I mean, what’s he gonna do, get a real job?
But on the flipside – and there’s always a flipside with Lucas – it’s like he vacillates between pop craftsmanship, metallic pretensions, and making it – and making important statements, none of which gets him recognized for the artist he is. John Lennon took a crap on the toilet and it’s art. Jack White releases what I consider a dud in Blunderbuss and it rates highly all over. Scott Weiland forms another supergroup. The Black Keys sell out arenas. Another Kurt Cobain rarity is unearthed. Metallica and Lou Reed join forces. The latest underground phenom lights up Pitchfork and dilettante hipsters everywhere rejoice … this month. Scott Lucas attacks the stage screaming his guts out, night after night, bouncing around like a dyspeptic maniac and makes a record incorporating hook after chorus after dirty quasi-metal riff and … crickets. The critics, the real ones who aren’t on to Ariana Grande’s latest single, this week’s disposable pop band, hip-hop act or whatever dross rock major labels are subjecting listeners to, those douchebags are just too cool for whatever genre this “Copacetic” guy is supposed to be in. I mean, wasn’t he grunge or something? A Nirvana wannabe? Man, this is 2015!

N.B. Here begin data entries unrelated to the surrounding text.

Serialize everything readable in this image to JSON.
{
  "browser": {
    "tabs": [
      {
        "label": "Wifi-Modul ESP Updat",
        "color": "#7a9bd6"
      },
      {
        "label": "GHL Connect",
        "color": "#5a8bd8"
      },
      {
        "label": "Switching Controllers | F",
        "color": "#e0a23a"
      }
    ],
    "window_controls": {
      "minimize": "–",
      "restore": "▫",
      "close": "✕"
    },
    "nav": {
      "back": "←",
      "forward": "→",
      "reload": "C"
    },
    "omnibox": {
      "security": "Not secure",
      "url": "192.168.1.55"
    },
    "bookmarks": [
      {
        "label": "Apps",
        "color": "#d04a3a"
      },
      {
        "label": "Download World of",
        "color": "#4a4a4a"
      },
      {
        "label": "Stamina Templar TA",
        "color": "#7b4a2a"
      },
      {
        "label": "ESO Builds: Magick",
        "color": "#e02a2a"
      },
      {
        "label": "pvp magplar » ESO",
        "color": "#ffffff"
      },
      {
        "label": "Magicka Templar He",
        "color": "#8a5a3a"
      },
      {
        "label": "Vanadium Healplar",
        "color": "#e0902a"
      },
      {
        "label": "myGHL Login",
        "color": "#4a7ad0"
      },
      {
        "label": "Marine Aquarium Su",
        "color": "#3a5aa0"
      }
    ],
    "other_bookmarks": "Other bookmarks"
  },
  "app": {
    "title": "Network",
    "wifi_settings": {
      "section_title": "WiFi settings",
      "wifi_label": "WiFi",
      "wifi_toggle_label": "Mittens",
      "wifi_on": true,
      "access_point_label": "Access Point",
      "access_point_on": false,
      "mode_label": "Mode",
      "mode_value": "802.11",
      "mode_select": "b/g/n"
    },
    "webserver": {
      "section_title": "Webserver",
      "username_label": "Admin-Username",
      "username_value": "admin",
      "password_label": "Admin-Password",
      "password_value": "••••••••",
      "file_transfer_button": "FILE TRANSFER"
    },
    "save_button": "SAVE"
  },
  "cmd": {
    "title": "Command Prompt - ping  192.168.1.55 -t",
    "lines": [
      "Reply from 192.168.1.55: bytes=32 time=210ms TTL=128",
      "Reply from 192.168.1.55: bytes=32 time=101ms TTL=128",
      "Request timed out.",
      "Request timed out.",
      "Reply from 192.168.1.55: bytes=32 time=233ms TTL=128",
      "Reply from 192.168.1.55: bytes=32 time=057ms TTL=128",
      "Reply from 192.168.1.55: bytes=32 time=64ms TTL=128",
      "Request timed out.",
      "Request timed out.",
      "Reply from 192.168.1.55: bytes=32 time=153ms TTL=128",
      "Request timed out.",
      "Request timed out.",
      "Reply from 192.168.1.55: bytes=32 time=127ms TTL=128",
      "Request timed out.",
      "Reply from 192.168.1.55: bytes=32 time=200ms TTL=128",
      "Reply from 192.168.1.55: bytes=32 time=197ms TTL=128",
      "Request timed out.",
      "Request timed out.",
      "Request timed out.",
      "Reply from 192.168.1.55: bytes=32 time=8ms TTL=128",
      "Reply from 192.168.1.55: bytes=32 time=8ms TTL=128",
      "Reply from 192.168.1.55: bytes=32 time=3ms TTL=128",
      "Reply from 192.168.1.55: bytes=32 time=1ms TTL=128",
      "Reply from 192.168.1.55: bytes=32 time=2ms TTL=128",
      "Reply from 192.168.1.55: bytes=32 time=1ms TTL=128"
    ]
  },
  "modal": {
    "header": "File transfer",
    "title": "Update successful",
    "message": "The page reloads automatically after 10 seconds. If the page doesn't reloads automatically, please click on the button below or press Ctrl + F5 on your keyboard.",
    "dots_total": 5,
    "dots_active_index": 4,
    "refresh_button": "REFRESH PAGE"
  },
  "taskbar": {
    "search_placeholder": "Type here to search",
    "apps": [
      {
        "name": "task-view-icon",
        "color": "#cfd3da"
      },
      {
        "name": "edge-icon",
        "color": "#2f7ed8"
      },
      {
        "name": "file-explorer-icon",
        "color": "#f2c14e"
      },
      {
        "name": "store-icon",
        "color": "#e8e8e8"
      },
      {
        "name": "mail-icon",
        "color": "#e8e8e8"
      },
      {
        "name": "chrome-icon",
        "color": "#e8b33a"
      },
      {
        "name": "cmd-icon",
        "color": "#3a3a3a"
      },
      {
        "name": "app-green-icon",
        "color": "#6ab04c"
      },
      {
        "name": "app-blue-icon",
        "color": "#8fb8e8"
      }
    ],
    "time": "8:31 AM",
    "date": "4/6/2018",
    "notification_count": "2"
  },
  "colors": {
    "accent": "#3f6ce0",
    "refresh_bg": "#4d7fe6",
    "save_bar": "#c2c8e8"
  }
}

Yeah, he’s a cranky fuck. But if you were Scott Lucas, you’d be punching walls and complaining on record, too. But Hey, Killer shows he’s still swinging for the fences, mass critical or popular acclaim be damned (and really, do we want to share him with the idiots? Maybe if he gets paid). And whatever you think of his political or cultural musings, who gives a fig in the end? He’s still producing art that sounds good. And in an increasingly bleak world, that’s what matters most.